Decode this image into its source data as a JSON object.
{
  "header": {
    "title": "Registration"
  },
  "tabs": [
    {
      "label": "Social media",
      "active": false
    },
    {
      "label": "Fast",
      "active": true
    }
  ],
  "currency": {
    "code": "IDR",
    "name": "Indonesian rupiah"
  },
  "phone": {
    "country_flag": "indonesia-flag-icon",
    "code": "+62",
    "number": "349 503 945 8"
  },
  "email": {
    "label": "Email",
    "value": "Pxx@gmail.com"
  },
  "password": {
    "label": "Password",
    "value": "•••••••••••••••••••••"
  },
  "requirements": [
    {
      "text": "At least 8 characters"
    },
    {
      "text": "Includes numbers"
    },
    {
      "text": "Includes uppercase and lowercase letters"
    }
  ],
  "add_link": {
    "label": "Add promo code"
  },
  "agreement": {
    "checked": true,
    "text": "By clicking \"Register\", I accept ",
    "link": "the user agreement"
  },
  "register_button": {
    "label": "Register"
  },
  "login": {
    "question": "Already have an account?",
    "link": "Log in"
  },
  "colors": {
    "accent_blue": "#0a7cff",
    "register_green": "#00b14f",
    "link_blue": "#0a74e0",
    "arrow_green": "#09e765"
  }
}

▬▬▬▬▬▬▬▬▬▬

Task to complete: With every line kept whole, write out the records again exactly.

Answer for this exercise:
Decode this image into its source data as a JSON object.
{
  "header": {
    "title": "Registration"
  },
  "tabs": [
    {
      "label": "Social media",
      "active": false
    },
    {
      "label": "Fast",
      "active": true
    }
  ],
  "currency": {
    "code": "IDR",
    "name": "Indonesian rupiah"
  },
  "phone": {
    "country_flag": "indonesia-flag-icon",
    "code": "+62",
    "number": "349 503 945 8"
  },
  "email": {
    "label": "Email",
    "value": "Pxx@gmail.com"
  },
  "password": {
    "label": "Password",
    "value": "•••••••••••••••••••••"
  },
  "requirements": [
    {
      "text": "At least 8 characters"
    },
    {
      "text": "Includes numbers"
    },
    {
      "text": "Includes uppercase and lowercase letters"
    }
  ],
  "add_link": {
    "label": "Add promo code"
  },
  "agreement": {
    "checked": true,
    "text": "By clicking \"Register\", I accept ",
    "link": "the user agreement"
  },
  "register_button": {
    "label": "Register"
  },
  "login": {
    "question": "Already have an account?",
    "link": "Log in"
  },
  "colors": {
    "accent_blue": "#0a7cff",
    "register_green": "#00b14f",
    "link_blue": "#0a74e0",
    "arrow_green": "#09e765"
  }
}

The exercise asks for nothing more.